INFORMS ISS Design Science Award 2011
CONGRATULATIONS to the 2011 Winners!
Gediminas Adamovicius, Shawn P. Curley, Alok Gupta (University of Minnesota), and Pallab Sanyal (George Mason University) for winning the 2011 INFORMS Information Systems Society Design Science Research Award with their work entitled “CoCoA – Continuous Combinatorial Auction." More about the award winner.
The purpose of the Design Science Award of the INFORMS Information Systems Society (ISS) is to promote and recognize research efforts centered on the design and realization of innovative information technology (IT) artifacts.

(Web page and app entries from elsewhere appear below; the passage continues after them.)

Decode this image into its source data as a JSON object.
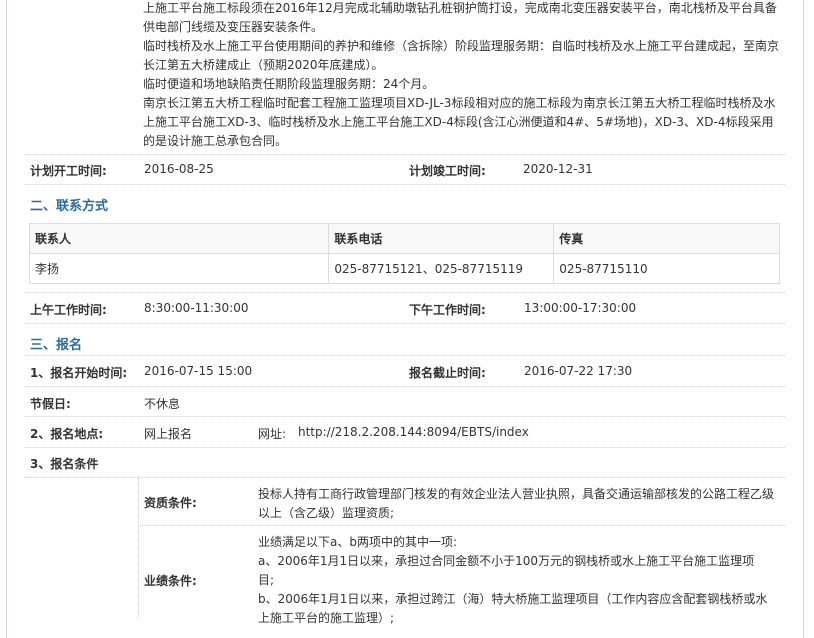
{
  "intro": {
    "lines": [
      "上施工平台施工标段须在2016年12月完成北辅助墩钻孔桩钢护筒打设，完成南北变压器安装平台，南北栈桥及平台具备",
      "供电部门线缆及变压器安装条件。",
      "临时栈桥及水上施工平台使用期间的养护和维修（含拆除）阶段监理服务期：自临时栈桥及水上施工平台建成起，至南京",
      "长江第五大桥建成止（预期2020年底建成）。",
      "临时便道和场地缺陷责任期阶段监理服务期：24个月。",
      "南京长江第五大桥工程临时配套工程施工监理项目XD-JL-3标段相对应的施工标段为南京长江第五大桥工程临时栈桥及水",
      "上施工平台施工XD-3、临时栈桥及水上施工平台施工XD-4标段(含江心洲便道和4#、5#场地)，XD-3、XD-4标段采用",
      "的是设计施工总承包合同。"
    ]
  },
  "schedule": {
    "start_label": "计划开工时间:",
    "start_value": "2016-08-25",
    "end_label": "计划竣工时间:",
    "end_value": "2020-12-31"
  },
  "section2": {
    "title": "二、联系方式",
    "headers": [
      "联系人",
      "联系电话",
      "传真"
    ],
    "row": [
      "李扬",
      "025-87715121、025-87715119",
      "025-87715110"
    ],
    "am_label": "上午工作时间:",
    "am_value": "8:30:00-11:30:00",
    "pm_label": "下午工作时间:",
    "pm_value": "13:00:00-17:30:00"
  },
  "section3": {
    "title": "三、报名",
    "start_label": "1、报名开始时间:",
    "start_value": "2016-07-15 15:00",
    "end_label": "报名截止时间:",
    "end_value": "2016-07-22 17:30",
    "holiday_label": "节假日:",
    "holiday_value": "不休息",
    "place_label": "2、报名地点:",
    "place_value": "网上报名",
    "url_label": "网址:",
    "url_value": "http://218.2.208.144:8094/EBTS/index",
    "cond_label": "3、报名条件",
    "qual_label": "资质条件:",
    "qual_lines": [
      "投标人持有工商行政管理部门核发的有效企业法人营业执照，具备交通运输部核发的公路工程乙级",
      "以上（含乙级）监理资质;"
    ],
    "perf_label": "业绩条件:",
    "perf_lines": [
      "业绩满足以下a、b两项中的其中一项:",
      "a、2006年1月1日以来，承担过合同金额不小于100万元的钢栈桥或水上施工平台施工监理项",
      "目;",
      "b、2006年1月1日以来，承担过跨江（海）特大桥施工监理项目（工作内容应含配套钢栈桥或水",
      "上施工平台的施工监理）;"
    ]
  }
}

IT artifacts are broadly defined as IT systems (instantiations), as well as the related constructs, models, and methods that enable their representation, analysis, understanding, and development. Constructs are vocabulary and conceptualizations that enable communication and description of problems (phenomena, possibly within a causal chain), solution components, constraints, and objectives for the designed artifact. Models use defined constructs to represent problem and solution spaces. Methods are algorithms or guidelines that are used to search problem and solution spaces and enable the construction of instantiations—computer-based systems implemented within an organization. Such systems demonstrate the feasibility and value of the utilized constructs, models and methods. Each may constitute a contribution to design science research knowledge.
The award recognizes research efforts that use an experimental research approach-- building and evaluating working IT systems or creating IT artifacts, as a vehicle for generating design science methods, principals, practice guidelines, insights, and lessons learned.
The submission must be based on an IT artifact that is novel and innovative with respect to previous work in the field and that demonstrates utility in solving important problem in the development, management, and use of information technology within an organizational context. Preference will be given to work that develops and applies such IT artifacts to application areas that were not previously believed to be amenable to IT support.
The intent of the award is to encourage the creation and articulation of IT design science knowledge by university research communities that will be useful for both research and practice. Distinct from the current set of ISS awards which are focused principally on the quality of published papers in well-known journals in the IS academic community, this ISS Design Science award is principally focused on the quality, novelty and significance of the IT artifact created and validated. In this sense, the award is not solely based on the publication.
Yet, the award acknowledges academic and research excellence in IS related Design Science research. Since research thinking and results are most effectively distilled and communicated through carefully written publications, submissions for this award must include related publications which describe the key ideas and substance of the work.
The publication venue in which this IS related Design Science work appears is not the primary determinant for the award. Priority is given to the substance, quality, and innovative nature of the IT artifacts created and evaluated.
The award is open to university or graduate professional program faculty and students across any discipline, department or school within a university that is engaged in designing, building and evaluating IT artifacts for research and experimental purposes.
The Award amount is US$1,000 per year.
Questions? Please contact Anji Siegel.